Abedian warned that time is of the essence – once Russia, China and other key producers gain this broad beneficiation, it will be virtually impossible to regain those benefits. While South Africa still has the potential to re-industrialise at a scale larger than the industrial boom of the 1950s and 60s, some major miners have become so diversified internationally that their headquarters are effectively portfolio managers not particularly concerned with South Africa’s growth.
Peter Craven picked up from there, but pointed to risks and pitfalls in a broad-based beneficiation strategy. Militating against easy implementation were corporate fears of competing against their own clients, the risk in moving away from areas of expertise, running against shareholder expectations and the fact that such activities do not automatically diversify a company’s portfolio or protect against the cyclic forces companies fear.
Craven also explored South Africa’s problems as a space for attracting investment. He noted that this country is second only to Russia in terms of energy usage to generate a unit of GDP as well as poor international investor perceptions of the country – about on a par with Kazakhstan, India and Argentina. (Maybe India’s not a bad example, but Kazakhstan and Argentina?)
Moreover, the country is increasingly short of technical skills and graduates –paradoxically, many of its technically trained graduates are moving to the financial services sector instead. And as a sector’s companies shift downstream, the inputs rise in cost – but the added value or return to an investor diminishes in unit terms. All of this makes for difficult, finely tuned decisions and hard choices.
In response to questions, Abedian commented that whenever a country becomes a dominant force in a particular minerals or metals sector as with chrome here, but it doesn’t establish an exchange for trading in the item, as the Canadians have successfully done with potash, this is asking for trouble. It sets up that country’s commodity-base economy to remain at the mercy of the boom and bust cycles of commodity dealing.
Over the next two weeks, future speakers include political risk analyst Mzukisi Qobo, business development analyst and consultant Paul Jordaan, Anglo Gold Ashanti CEO Mark Cutifani and Mintek CEO Abiel Mngomezulu. Attending this series is like getting a crash course in mining economics – but no one should be without this kind of information if they want to be able to understand the future of this country’s stark economic choices. DM

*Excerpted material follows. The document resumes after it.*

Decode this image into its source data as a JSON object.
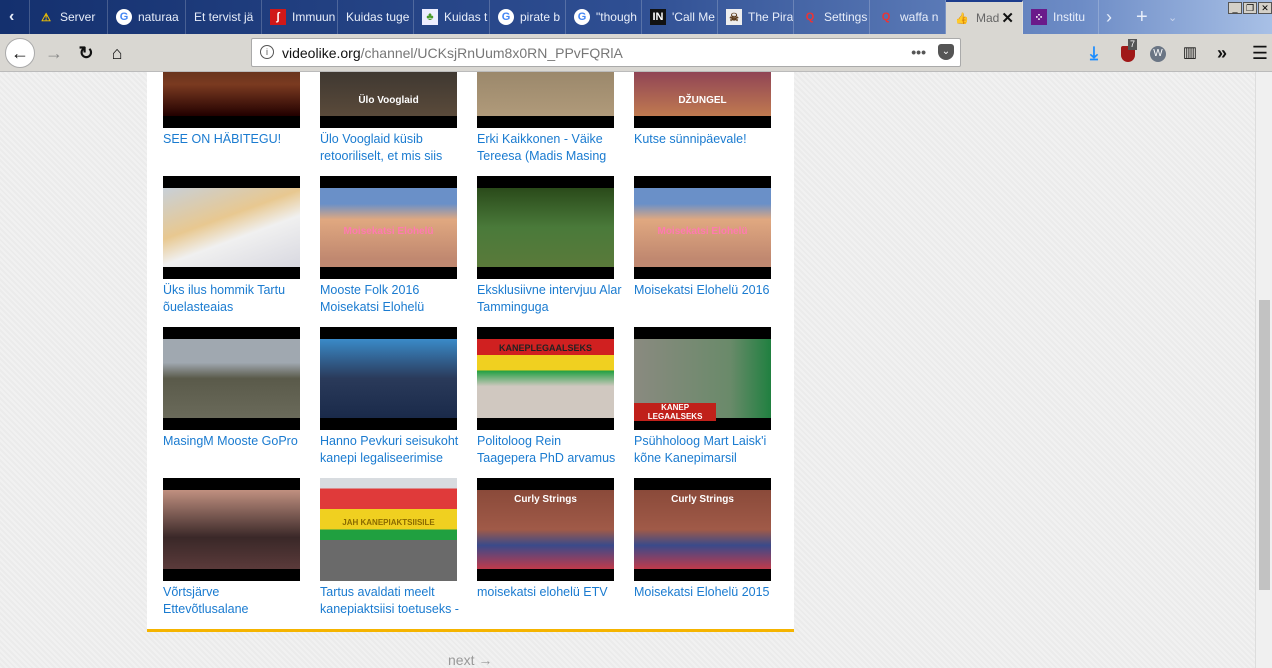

Photo: Mineworkers work deep underground at Harmony Gold Mine’s Cooke shaft near Johannesburg, September 22, 2005. (Reuters)